• **Task instructions**
When the string "Pressure" occurs in a line of the listing below, return that line.
START Material for this task
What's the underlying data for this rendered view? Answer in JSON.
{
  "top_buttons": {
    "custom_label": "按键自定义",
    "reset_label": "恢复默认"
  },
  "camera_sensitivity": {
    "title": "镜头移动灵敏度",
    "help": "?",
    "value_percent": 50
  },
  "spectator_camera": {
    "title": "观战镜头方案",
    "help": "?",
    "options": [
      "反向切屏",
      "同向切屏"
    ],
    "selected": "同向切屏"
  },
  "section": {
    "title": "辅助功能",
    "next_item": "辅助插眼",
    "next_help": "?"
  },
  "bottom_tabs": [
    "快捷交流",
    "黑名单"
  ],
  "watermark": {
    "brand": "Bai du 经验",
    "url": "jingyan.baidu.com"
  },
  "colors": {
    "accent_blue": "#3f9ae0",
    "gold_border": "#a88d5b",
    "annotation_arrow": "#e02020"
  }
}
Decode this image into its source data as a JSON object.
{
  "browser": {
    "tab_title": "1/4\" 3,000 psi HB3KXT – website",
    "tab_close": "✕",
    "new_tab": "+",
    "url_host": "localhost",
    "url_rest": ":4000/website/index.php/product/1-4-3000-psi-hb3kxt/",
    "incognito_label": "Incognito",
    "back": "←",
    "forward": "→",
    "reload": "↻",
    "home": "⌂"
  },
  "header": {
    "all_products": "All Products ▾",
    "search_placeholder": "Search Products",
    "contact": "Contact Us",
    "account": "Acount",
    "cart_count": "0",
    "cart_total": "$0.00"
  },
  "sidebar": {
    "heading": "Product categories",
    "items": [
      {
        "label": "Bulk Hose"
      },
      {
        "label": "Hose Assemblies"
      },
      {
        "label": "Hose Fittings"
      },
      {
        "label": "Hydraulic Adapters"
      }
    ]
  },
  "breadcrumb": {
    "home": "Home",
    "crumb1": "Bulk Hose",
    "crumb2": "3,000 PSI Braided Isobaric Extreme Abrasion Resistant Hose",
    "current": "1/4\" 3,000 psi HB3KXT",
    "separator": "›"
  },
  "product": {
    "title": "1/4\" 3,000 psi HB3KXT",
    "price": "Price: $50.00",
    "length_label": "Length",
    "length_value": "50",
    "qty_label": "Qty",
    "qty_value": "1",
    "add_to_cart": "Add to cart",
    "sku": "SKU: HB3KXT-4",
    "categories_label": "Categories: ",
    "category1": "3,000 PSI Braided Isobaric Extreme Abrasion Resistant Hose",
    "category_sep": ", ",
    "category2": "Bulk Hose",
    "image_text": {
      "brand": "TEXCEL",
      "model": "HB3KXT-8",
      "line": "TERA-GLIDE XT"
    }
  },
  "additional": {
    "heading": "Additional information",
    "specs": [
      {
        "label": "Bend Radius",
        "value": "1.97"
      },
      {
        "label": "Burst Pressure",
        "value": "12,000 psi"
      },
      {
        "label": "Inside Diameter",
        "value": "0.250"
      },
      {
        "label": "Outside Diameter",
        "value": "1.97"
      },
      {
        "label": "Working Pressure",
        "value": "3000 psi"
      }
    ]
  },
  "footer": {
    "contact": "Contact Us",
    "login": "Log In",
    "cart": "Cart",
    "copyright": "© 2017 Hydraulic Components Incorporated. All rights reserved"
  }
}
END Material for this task
• **Task answer**
        "label": "Burst Pressure",
        "label": "Working Pressure",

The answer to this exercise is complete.